Lawrence Hill and the concept of human identity

Speaking to an audience of about two hundred and fifty in Siegfried Hall, Lawrence Hill, award-winning Canadian author of ten books, shared his observations on the subject of human identity and belonging. Hill is most well-known for the internationally acclaimed novel, <em>The Book</em> <em>of Negroes.</em></p>

Introduced by Dr. Cristina Vanin, associate dean at St. Jerome’s University (SJU) and coordinator of the SJU Lectures in Catholic Experience, Hill was one of several special guest speakers at SJU for the 2015-2016 Anniversary Lecture series commemorating 150 years of Catholic higher education in Waterloo Region.  

Hill began his one-hour talk by reminiscing about his post-secondary experiences in Canada, first in Vancouver, B.C. and later, after switching programs, as a student in Quebec City. He considers this a time when his own identity began to change in an unexpected way.  

Hill humorously described his “changing identity,” recalling the unusual experience of initially having Vancouverites consider him as a person of “black-mixed race” origins but later having Quebecers refer to him as “the anglophone.”

The lecture included excerpts from three of his books: Any Known Blood, The Book of Negroes, and The Illegal to illustrate numerous examples of the fluidity and relativity of our human identity.  According to Hill, human identity is fluid and constantly evolving, often complex and sometimes impossible to define.     

Hill also reminisced about his first job at Ontario Welcome House in 1973 — the year when Canada welcomed thousands of refugees from Uganda. He described it as “a great introduction to geopolitics” and an experience that motivated him to become active in social justice issues.  Hill commented that those who migrate to a new country and those who welcome them are forced to change their identities, and reflected on the plight of refugees in general and the current world refugee crisis as a result of the Syrian civil war, in particular.

After his lecture, Hill answered questions from the audience, discussing in more detail a number of related topics. Such topics included Canada’s identity as a country, the “multi-racial” identity, identity as it relates to spirituality, the possibility and implications of a Trump presidency in the United States, as well as specific questions regarding the style and content of Hill’s writing. 

When asked about the key ingredients needed to become a successful writer, Hill replied that passion, imagination, courage, empathy, determination, and persistence are all important attributes, adding, “revision makes you a better writer.” Afterwards, Hill signed copies of his books – on display in the foyer – and chatted with members of the audience as they exited Siegfried Hall.

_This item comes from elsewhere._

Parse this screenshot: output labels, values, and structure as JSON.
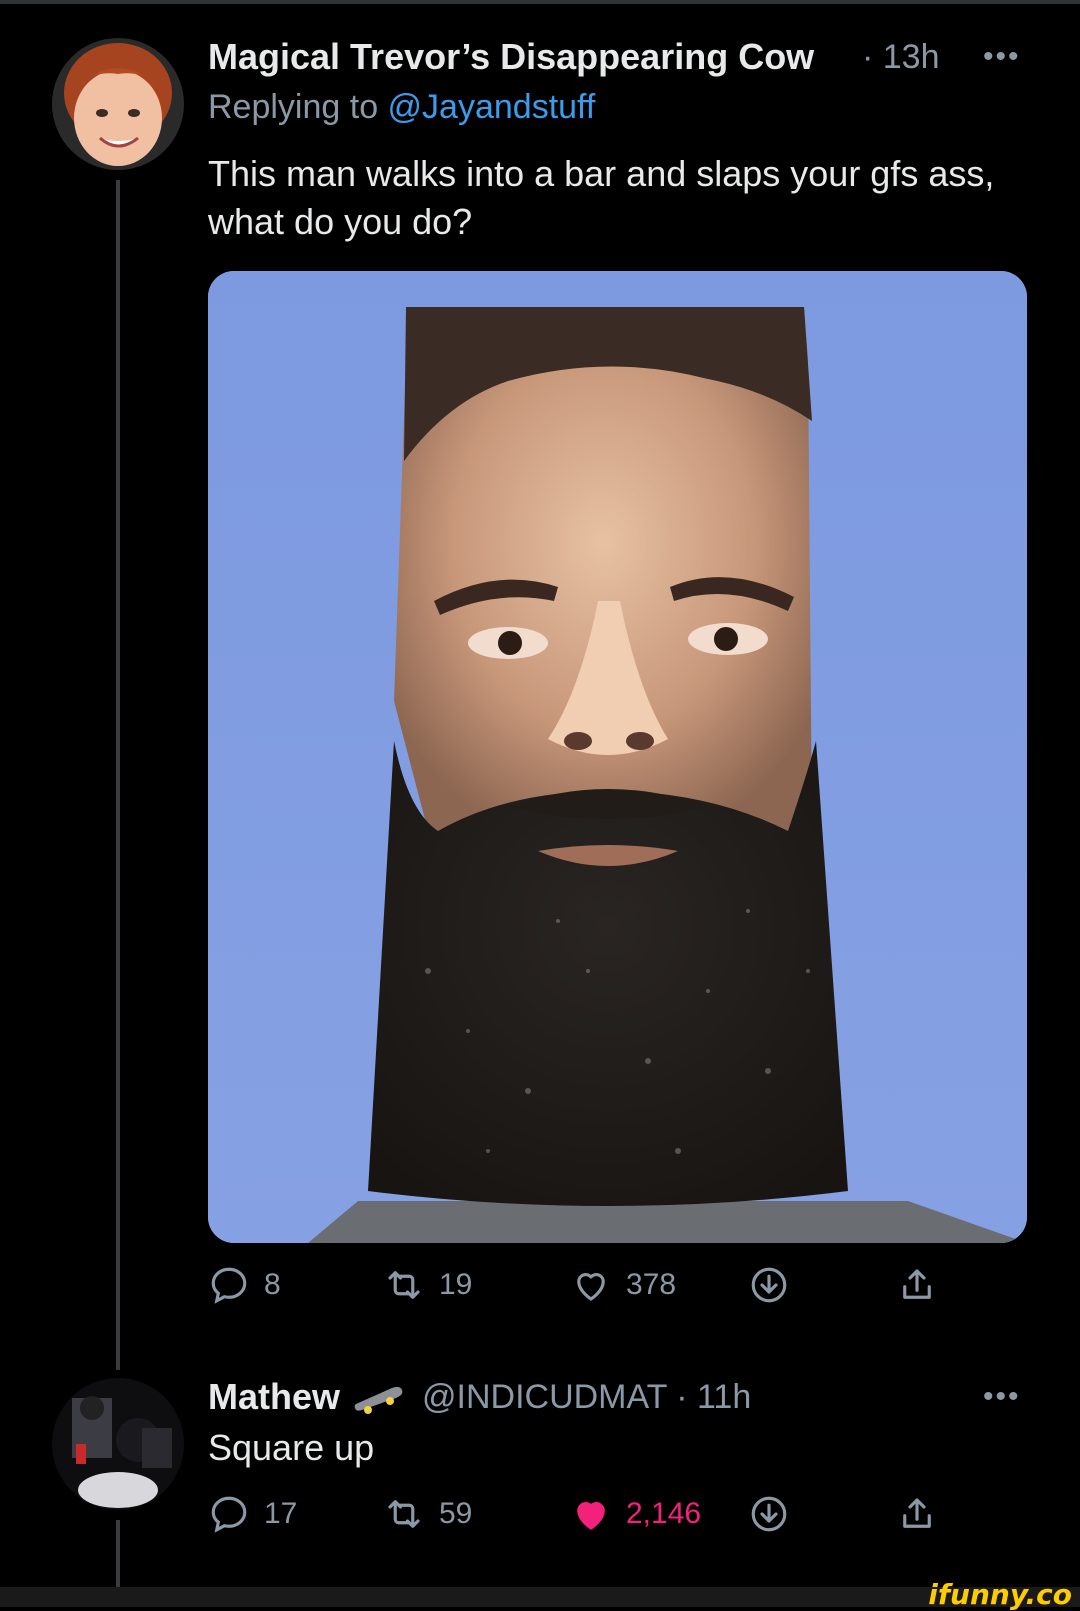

The SJU 150th Anniversary Lecture series, Illuminating Hearts and Minds, reflects a common theme of critical thinking, which, according to Vanin, is “what the post-secondary experience at SJU is all about.” 

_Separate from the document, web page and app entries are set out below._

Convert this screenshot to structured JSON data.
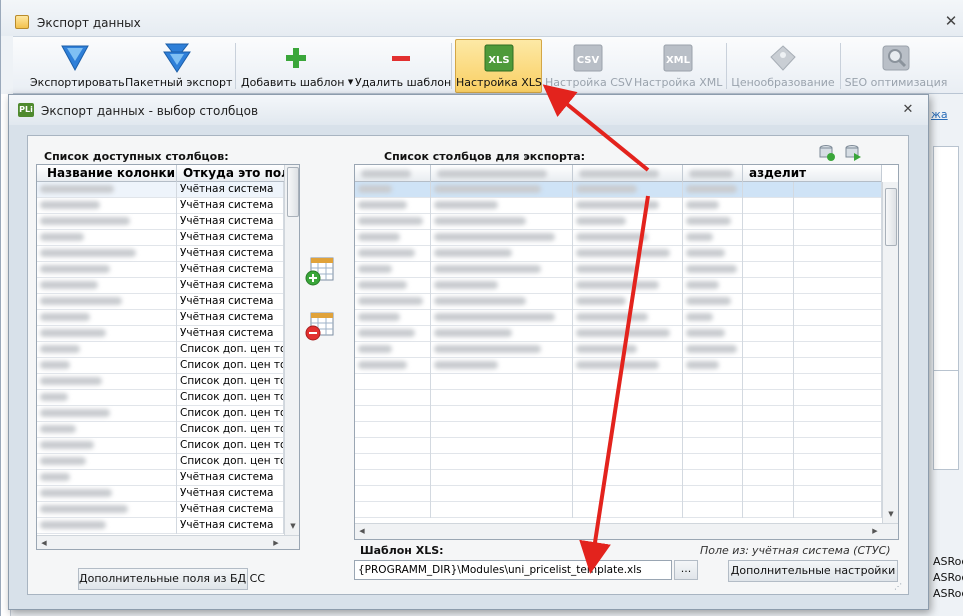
{
  "window": {
    "title": "Экспорт данных",
    "close_glyph": "✕"
  },
  "ribbon": {
    "buttons": [
      {
        "label": "Экспортировать",
        "icon": "export-down-arrow-icon"
      },
      {
        "label": "Пакетный экспорт",
        "icon": "batch-export-icon"
      },
      {
        "label": "Добавить шаблон",
        "icon": "plus-icon",
        "dropdown": "▼"
      },
      {
        "label": "Удалить шаблон",
        "icon": "minus-icon"
      },
      {
        "label": "Настройка XLS",
        "icon": "xls-icon",
        "icon_text": "XLS",
        "state": "active"
      },
      {
        "label": "Настройка CSV",
        "icon": "csv-icon",
        "icon_text": "CSV",
        "state": "disabled"
      },
      {
        "label": "Настройка XML",
        "icon": "xml-icon",
        "icon_text": "XML",
        "state": "disabled"
      },
      {
        "label": "Ценообразование",
        "icon": "pricing-icon",
        "state": "disabled"
      },
      {
        "label": "SEO оптимизация",
        "icon": "seo-icon",
        "state": "disabled"
      }
    ]
  },
  "background_right": {
    "link_fragment": "жа",
    "rows": [
      "ASRoc",
      "ASRoc",
      "ASRoc"
    ]
  },
  "dialog": {
    "title": "Экспорт данных - выбор столбцов",
    "app_icon_text": "PLi",
    "close_glyph": "✕",
    "available": {
      "label": "Список доступных столбцов:",
      "headers": [
        "Название колонки",
        "Откуда это поле"
      ],
      "rows": [
        "Учётная система",
        "Учётная система",
        "Учётная система",
        "Учётная система",
        "Учётная система",
        "Учётная система",
        "Учётная система",
        "Учётная система",
        "Учётная система",
        "Учётная система",
        "Список доп. цен то",
        "Список доп. цен то",
        "Список доп. цен то",
        "Список доп. цен то",
        "Список доп. цен то",
        "Список доп. цен то",
        "Список доп. цен то",
        "Список доп. цен то",
        "Учётная система",
        "Учётная система",
        "Учётная система",
        "Учётная система"
      ],
      "extra_button": "Дополнительные поля из БД СС"
    },
    "export": {
      "label": "Список столбцов для экспорта:",
      "headers": [
        "",
        "",
        "",
        "",
        "азделит"
      ]
    },
    "template": {
      "label": "Шаблон XLS:",
      "path": "{PROGRAMM_DIR}\\Modules\\uni_pricelist_template.xls",
      "browse": "...",
      "field_from_label": "Поле из:",
      "field_from_value": "учётная система (СТУС)",
      "more_settings": "Дополнительные настройки"
    }
  },
  "colors": {
    "accent_active": "#f9cf63",
    "selection_row": "#cfe3f6",
    "annotation_arrow": "#e3231d"
  }
}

The 150th Anniversary lectures are part of a year-long celebration at SJU, which featured a special dinner in September welcoming the incoming class of first-year students to the St. Jerome’s community, an dinner in October which was open to the general public and hosted at St. George Hall, and it concludes with a special graduation ceremony planned for June 2016.